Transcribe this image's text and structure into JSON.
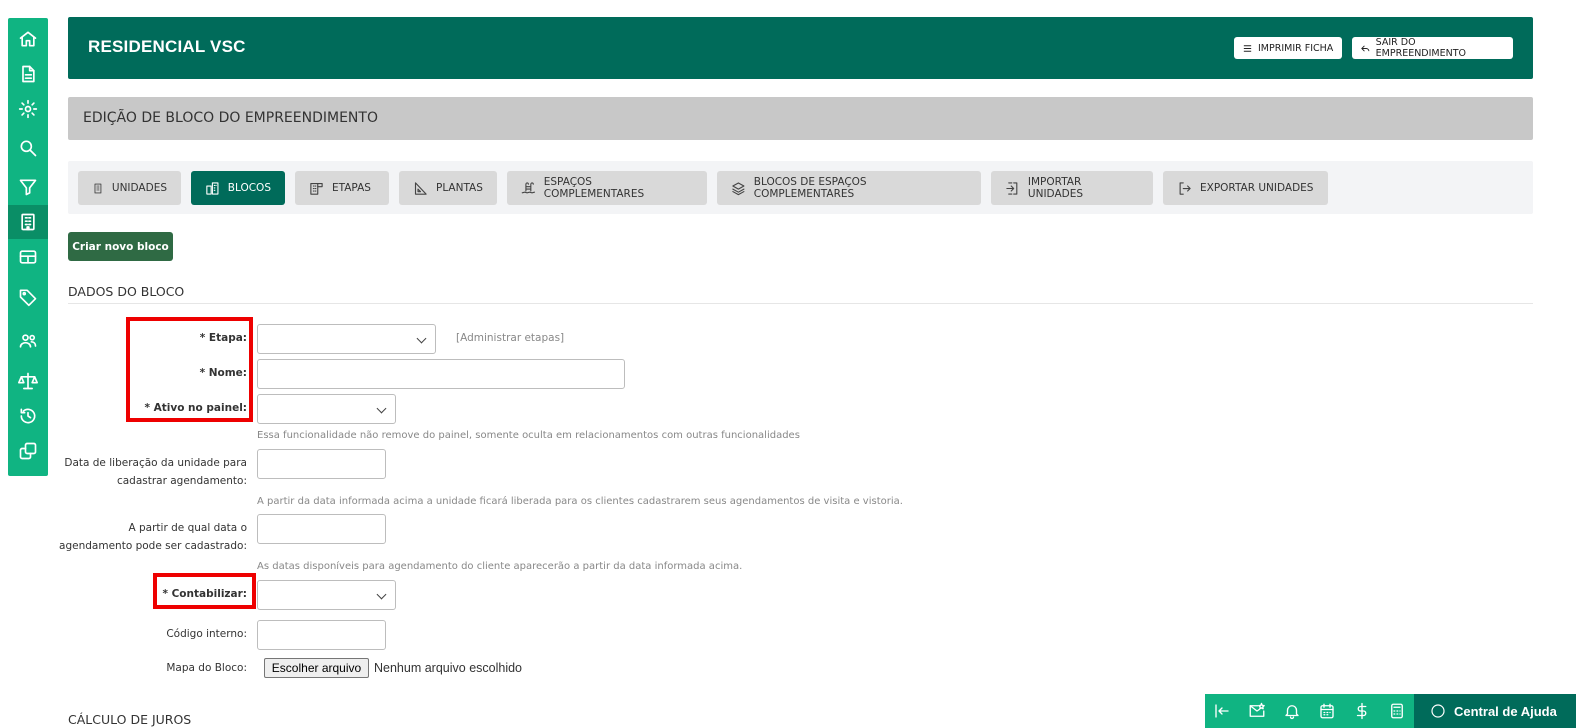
{
  "header": {
    "title": "RESIDENCIAL VSC",
    "print_label": "IMPRIMIR FICHA",
    "exit_label": "SAIR DO EMPREENDIMENTO"
  },
  "subheader": {
    "title": "EDIÇÃO DE BLOCO DO EMPREENDIMENTO"
  },
  "tabs": [
    {
      "label": "UNIDADES",
      "icon": "building-icon"
    },
    {
      "label": "BLOCOS",
      "icon": "blocks-icon",
      "active": true
    },
    {
      "label": "ETAPAS",
      "icon": "stage-icon"
    },
    {
      "label": "PLANTAS",
      "icon": "ruler-icon"
    },
    {
      "label": "ESPAÇOS COMPLEMENTARES",
      "icon": "pool-icon"
    },
    {
      "label": "BLOCOS DE ESPAÇOS COMPLEMENTARES",
      "icon": "layers-icon"
    },
    {
      "label": "IMPORTAR UNIDADES",
      "icon": "import-icon"
    },
    {
      "label": "EXPORTAR UNIDADES",
      "icon": "export-icon"
    }
  ],
  "new_block_label": "Criar novo bloco",
  "section": {
    "title": "DADOS DO BLOCO",
    "next_title": "CÁLCULO DE JUROS"
  },
  "form": {
    "etapa_label": "* Etapa:",
    "etapa_value": "",
    "admin_link": "[Administrar etapas]",
    "nome_label": "* Nome:",
    "nome_value": "",
    "ativo_label": "* Ativo no painel:",
    "ativo_value": "",
    "ativo_help": "Essa funcionalidade não remove do painel, somente oculta em relacionamentos com outras funcionalidades",
    "liberacao_label_1": "Data de liberação da unidade para",
    "liberacao_label_2": "cadastrar agendamento:",
    "liberacao_value": "",
    "liberacao_help": "A partir da data informada acima a unidade ficará liberada para os clientes cadastrarem seus agendamentos de visita e vistoria.",
    "agendamento_label_1": "A partir de qual data o",
    "agendamento_label_2": "agendamento pode ser cadastrado:",
    "agendamento_value": "",
    "agendamento_help": "As datas disponíveis para agendamento do cliente aparecerão a partir da data informada acima.",
    "contabilizar_label": "* Contabilizar:",
    "contabilizar_value": "",
    "codigo_label": "Código interno:",
    "codigo_value": "",
    "mapa_label": "Mapa do Bloco:",
    "file_button": "Escolher arquivo",
    "file_status": "Nenhum arquivo escolhido"
  },
  "sidebar": {
    "items": [
      {
        "icon": "home-icon"
      },
      {
        "icon": "document-icon"
      },
      {
        "icon": "gear-icon"
      },
      {
        "icon": "search-icon"
      },
      {
        "icon": "filter-icon"
      },
      {
        "icon": "building-icon",
        "active": true
      },
      {
        "icon": "table-icon"
      },
      {
        "icon": "tag-icon"
      },
      {
        "icon": "users-icon"
      },
      {
        "icon": "scale-icon"
      },
      {
        "icon": "history-icon"
      },
      {
        "icon": "copy-icon"
      }
    ]
  },
  "bottom_bar": {
    "icons": [
      "collapse-icon",
      "mail-star-icon",
      "bell-icon",
      "calendar-icon",
      "dollar-icon",
      "calculator-icon"
    ],
    "help_label": "Central de Ajuda"
  },
  "colors": {
    "primary": "#006b5a",
    "accent": "#10b482",
    "highlight": "#ee0000",
    "subheader": "#c8c8c8"
  }
}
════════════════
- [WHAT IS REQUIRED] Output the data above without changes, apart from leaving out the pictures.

- [RESULT]
Transcribe this image's text and structure into JSON.
{
  "header": {
    "title": "RESIDENCIAL VSC",
    "print_label": "IMPRIMIR FICHA",
    "exit_label": "SAIR DO EMPREENDIMENTO"
  },
  "subheader": {
    "title": "EDIÇÃO DE BLOCO DO EMPREENDIMENTO"
  },
  "tabs": [
    {
      "label": "UNIDADES",
      "icon": "building-icon"
    },
    {
      "label": "BLOCOS",
      "icon": "blocks-icon",
      "active": true
    },
    {
      "label": "ETAPAS",
      "icon": "stage-icon"
    },
    {
      "label": "PLANTAS",
      "icon": "ruler-icon"
    },
    {
      "label": "ESPAÇOS COMPLEMENTARES",
      "icon": "pool-icon"
    },
    {
      "label": "BLOCOS DE ESPAÇOS COMPLEMENTARES",
      "icon": "layers-icon"
    },
    {
      "label": "IMPORTAR UNIDADES",
      "icon": "import-icon"
    },
    {
      "label": "EXPORTAR UNIDADES",
      "icon": "export-icon"
    }
  ],
  "new_block_label": "Criar novo bloco",
  "section": {
    "title": "DADOS DO BLOCO",
    "next_title": "CÁLCULO DE JUROS"
  },
  "form": {
    "etapa_label": "* Etapa:",
    "etapa_value": "",
    "admin_link": "[Administrar etapas]",
    "nome_label": "* Nome:",
    "nome_value": "",
    "ativo_label": "* Ativo no painel:",
    "ativo_value": "",
    "ativo_help": "Essa funcionalidade não remove do painel, somente oculta em relacionamentos com outras funcionalidades",
    "liberacao_label_1": "Data de liberação da unidade para",
    "liberacao_label_2": "cadastrar agendamento:",
    "liberacao_value": "",
    "liberacao_help": "A partir da data informada acima a unidade ficará liberada para os clientes cadastrarem seus agendamentos de visita e vistoria.",
    "agendamento_label_1": "A partir de qual data o",
    "agendamento_label_2": "agendamento pode ser cadastrado:",
    "agendamento_value": "",
    "agendamento_help": "As datas disponíveis para agendamento do cliente aparecerão a partir da data informada acima.",
    "contabilizar_label": "* Contabilizar:",
    "contabilizar_value": "",
    "codigo_label": "Código interno:",
    "codigo_value": "",
    "mapa_label": "Mapa do Bloco:",
    "file_button": "Escolher arquivo",
    "file_status": "Nenhum arquivo escolhido"
  },
  "sidebar": {
    "items": [
      {
        "icon": "home-icon"
      },
      {
        "icon": "document-icon"
      },
      {
        "icon": "gear-icon"
      },
      {
        "icon": "search-icon"
      },
      {
        "icon": "filter-icon"
      },
      {
        "icon": "building-icon",
        "active": true
      },
      {
        "icon": "table-icon"
      },
      {
        "icon": "tag-icon"
      },
      {
        "icon": "users-icon"
      },
      {
        "icon": "scale-icon"
      },
      {
        "icon": "history-icon"
      },
      {
        "icon": "copy-icon"
      }
    ]
  },
  "bottom_bar": {
    "icons": [
      "collapse-icon",
      "mail-star-icon",
      "bell-icon",
      "calendar-icon",
      "dollar-icon",
      "calculator-icon"
    ],
    "help_label": "Central de Ajuda"
  },
  "colors": {
    "primary": "#006b5a",
    "accent": "#10b482",
    "highlight": "#ee0000",
    "subheader": "#c8c8c8"
  }
}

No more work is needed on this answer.